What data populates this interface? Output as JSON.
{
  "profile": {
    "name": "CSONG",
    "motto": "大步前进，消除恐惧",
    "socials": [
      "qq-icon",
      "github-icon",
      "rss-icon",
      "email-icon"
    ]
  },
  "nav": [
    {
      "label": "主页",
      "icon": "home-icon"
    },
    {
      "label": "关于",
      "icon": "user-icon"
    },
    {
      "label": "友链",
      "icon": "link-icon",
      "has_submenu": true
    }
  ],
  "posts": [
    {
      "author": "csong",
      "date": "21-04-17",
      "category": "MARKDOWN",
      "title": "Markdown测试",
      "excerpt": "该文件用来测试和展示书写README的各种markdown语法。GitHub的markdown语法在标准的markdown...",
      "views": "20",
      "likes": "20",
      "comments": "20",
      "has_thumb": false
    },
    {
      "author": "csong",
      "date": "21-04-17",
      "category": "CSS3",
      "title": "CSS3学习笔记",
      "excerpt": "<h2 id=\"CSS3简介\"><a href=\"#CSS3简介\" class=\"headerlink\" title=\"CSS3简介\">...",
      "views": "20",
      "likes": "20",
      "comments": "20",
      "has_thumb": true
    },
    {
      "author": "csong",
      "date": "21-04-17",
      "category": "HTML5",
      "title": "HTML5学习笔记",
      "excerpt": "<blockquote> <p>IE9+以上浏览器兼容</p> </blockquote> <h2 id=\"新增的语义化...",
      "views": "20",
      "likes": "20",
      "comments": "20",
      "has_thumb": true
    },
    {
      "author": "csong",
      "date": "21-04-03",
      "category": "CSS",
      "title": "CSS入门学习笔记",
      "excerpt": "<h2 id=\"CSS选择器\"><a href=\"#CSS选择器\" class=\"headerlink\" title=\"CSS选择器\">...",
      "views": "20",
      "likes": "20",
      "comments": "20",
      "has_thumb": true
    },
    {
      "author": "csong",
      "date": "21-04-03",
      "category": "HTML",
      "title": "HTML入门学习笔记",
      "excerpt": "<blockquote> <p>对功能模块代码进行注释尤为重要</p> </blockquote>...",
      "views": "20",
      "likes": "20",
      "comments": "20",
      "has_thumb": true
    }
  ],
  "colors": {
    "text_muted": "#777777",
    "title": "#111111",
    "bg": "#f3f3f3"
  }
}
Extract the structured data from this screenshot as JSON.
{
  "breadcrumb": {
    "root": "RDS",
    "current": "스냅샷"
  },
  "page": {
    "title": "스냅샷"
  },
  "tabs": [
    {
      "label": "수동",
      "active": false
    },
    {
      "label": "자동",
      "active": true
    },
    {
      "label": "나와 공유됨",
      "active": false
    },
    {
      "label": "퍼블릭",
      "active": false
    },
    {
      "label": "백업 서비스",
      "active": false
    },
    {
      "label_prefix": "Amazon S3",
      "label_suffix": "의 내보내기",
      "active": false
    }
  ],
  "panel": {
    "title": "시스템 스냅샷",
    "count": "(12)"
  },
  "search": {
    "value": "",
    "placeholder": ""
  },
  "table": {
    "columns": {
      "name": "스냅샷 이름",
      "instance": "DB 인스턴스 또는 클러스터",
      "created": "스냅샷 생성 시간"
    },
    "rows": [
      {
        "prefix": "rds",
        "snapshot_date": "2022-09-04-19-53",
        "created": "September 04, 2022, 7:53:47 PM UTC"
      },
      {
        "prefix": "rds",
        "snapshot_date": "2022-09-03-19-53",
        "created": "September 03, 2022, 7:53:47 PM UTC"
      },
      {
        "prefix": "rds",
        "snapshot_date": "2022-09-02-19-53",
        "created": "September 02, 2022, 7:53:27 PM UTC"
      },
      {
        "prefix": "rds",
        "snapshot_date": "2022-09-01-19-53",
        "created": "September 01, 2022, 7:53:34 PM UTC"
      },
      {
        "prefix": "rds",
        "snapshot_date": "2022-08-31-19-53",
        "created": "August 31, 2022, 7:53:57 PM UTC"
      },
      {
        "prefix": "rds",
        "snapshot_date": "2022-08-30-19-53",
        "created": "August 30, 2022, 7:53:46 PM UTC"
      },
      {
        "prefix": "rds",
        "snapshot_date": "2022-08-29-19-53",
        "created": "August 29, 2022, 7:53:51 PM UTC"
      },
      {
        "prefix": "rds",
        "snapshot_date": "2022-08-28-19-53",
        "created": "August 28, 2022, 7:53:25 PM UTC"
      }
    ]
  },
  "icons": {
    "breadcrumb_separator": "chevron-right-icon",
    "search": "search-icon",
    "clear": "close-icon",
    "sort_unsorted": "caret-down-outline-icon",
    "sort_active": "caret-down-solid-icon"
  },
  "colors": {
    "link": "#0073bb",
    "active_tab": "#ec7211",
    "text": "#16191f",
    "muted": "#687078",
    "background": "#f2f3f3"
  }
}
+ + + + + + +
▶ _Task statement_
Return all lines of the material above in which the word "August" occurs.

▶ _Written reply_
        "created": "August 31, 2022, 7:53:57 PM UTC"
        "created": "August 30, 2022, 7:53:46 PM UTC"
        "created": "August 29, 2022, 7:53:51 PM UTC"
        "created": "August 28, 2022, 7:53:25 PM UTC"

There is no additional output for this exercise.